*** Begin section ***

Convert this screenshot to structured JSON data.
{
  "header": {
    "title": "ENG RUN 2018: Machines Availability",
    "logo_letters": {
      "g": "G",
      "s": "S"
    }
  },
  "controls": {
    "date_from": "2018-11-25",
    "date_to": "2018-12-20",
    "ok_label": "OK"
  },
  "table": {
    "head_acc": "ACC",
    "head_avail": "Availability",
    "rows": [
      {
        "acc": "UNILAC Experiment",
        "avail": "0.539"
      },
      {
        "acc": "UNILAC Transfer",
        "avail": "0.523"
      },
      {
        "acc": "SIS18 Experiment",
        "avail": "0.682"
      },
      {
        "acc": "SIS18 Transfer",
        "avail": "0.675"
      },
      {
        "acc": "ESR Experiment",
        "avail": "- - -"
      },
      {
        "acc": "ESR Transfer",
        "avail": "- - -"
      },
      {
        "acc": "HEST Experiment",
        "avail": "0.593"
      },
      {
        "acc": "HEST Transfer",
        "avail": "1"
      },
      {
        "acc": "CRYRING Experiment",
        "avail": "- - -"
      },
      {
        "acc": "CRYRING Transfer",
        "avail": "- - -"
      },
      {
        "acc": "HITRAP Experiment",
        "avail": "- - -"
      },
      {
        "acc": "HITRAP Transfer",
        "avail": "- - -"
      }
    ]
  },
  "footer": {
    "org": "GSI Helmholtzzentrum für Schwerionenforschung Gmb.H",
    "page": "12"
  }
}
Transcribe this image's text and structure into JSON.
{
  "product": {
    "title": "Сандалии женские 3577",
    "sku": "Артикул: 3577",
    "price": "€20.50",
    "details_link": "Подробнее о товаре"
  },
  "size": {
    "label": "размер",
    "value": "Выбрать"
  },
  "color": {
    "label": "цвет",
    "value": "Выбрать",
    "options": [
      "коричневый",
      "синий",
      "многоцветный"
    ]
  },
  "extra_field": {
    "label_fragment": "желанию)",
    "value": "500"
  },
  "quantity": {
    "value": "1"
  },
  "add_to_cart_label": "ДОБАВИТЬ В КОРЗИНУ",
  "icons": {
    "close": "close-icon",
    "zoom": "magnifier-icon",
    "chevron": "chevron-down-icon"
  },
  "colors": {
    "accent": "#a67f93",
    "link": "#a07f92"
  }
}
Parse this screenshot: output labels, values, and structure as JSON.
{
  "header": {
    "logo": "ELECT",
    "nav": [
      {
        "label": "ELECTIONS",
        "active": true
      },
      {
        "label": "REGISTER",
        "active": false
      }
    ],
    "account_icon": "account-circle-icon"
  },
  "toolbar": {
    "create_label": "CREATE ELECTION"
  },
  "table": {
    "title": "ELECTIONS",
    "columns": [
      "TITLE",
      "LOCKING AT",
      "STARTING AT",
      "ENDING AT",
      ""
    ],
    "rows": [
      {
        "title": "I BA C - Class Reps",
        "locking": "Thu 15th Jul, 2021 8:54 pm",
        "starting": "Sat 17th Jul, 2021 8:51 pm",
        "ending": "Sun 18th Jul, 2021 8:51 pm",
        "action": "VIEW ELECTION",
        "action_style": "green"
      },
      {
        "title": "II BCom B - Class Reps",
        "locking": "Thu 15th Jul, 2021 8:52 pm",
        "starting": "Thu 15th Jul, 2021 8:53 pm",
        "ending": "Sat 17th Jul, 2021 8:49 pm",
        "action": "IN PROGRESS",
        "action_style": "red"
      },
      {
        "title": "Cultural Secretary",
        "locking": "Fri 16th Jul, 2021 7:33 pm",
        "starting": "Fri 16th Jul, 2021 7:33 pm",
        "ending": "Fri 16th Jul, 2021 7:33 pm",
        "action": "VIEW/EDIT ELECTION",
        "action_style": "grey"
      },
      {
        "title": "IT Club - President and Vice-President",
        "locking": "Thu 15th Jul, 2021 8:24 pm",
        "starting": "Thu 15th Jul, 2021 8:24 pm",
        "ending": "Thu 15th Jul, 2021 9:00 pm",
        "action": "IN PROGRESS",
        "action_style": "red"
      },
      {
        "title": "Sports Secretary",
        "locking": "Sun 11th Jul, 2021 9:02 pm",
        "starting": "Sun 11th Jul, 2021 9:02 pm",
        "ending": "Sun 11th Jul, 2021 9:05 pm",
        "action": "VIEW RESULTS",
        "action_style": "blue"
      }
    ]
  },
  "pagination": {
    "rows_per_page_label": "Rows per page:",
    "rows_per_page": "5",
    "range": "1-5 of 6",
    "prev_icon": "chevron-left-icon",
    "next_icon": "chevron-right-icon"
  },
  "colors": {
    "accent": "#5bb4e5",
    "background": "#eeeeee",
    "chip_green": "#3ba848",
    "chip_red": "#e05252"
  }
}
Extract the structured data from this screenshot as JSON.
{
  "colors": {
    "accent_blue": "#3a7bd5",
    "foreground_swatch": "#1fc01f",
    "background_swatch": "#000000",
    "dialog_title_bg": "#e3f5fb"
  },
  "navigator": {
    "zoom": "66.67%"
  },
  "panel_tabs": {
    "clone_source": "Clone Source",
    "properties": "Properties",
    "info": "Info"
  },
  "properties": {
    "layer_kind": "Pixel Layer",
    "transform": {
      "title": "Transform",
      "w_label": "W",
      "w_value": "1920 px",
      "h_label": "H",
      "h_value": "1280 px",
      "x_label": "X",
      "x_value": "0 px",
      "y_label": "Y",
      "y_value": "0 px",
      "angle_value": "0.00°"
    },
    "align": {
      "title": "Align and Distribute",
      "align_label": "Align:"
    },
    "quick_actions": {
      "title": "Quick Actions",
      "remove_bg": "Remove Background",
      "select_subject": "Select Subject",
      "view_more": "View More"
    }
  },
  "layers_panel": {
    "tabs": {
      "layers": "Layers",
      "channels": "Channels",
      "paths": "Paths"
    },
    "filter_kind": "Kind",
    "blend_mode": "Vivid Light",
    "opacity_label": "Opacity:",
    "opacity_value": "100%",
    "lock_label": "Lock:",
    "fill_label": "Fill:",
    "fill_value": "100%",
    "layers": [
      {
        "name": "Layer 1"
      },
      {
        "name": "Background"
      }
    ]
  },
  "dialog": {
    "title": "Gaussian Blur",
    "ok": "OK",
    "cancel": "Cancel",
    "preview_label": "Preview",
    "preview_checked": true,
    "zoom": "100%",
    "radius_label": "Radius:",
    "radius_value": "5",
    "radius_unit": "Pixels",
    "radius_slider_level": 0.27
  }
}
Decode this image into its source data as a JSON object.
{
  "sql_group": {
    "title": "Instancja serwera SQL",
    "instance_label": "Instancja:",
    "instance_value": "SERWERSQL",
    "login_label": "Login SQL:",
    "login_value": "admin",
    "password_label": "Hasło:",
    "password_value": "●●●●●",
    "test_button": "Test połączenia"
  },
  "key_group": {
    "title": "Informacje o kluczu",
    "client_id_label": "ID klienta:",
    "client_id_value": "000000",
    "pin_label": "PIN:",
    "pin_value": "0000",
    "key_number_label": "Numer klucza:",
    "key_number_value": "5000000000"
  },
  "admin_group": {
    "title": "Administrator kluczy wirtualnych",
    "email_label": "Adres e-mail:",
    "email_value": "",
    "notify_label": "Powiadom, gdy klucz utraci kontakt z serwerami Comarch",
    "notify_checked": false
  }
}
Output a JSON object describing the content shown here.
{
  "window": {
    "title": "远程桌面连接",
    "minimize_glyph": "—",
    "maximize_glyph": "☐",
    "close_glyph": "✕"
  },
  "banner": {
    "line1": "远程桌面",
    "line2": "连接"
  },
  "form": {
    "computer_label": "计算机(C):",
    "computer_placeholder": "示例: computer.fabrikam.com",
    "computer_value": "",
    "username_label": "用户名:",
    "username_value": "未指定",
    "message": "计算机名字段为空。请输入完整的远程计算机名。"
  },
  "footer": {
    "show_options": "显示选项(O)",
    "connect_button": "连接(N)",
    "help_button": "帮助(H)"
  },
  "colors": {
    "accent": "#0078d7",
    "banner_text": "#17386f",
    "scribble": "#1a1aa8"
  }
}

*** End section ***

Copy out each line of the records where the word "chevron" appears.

    "chevron": "chevron-down-icon"
    "prev_icon": "chevron-left-icon",
    "next_icon": "chevron-right-icon"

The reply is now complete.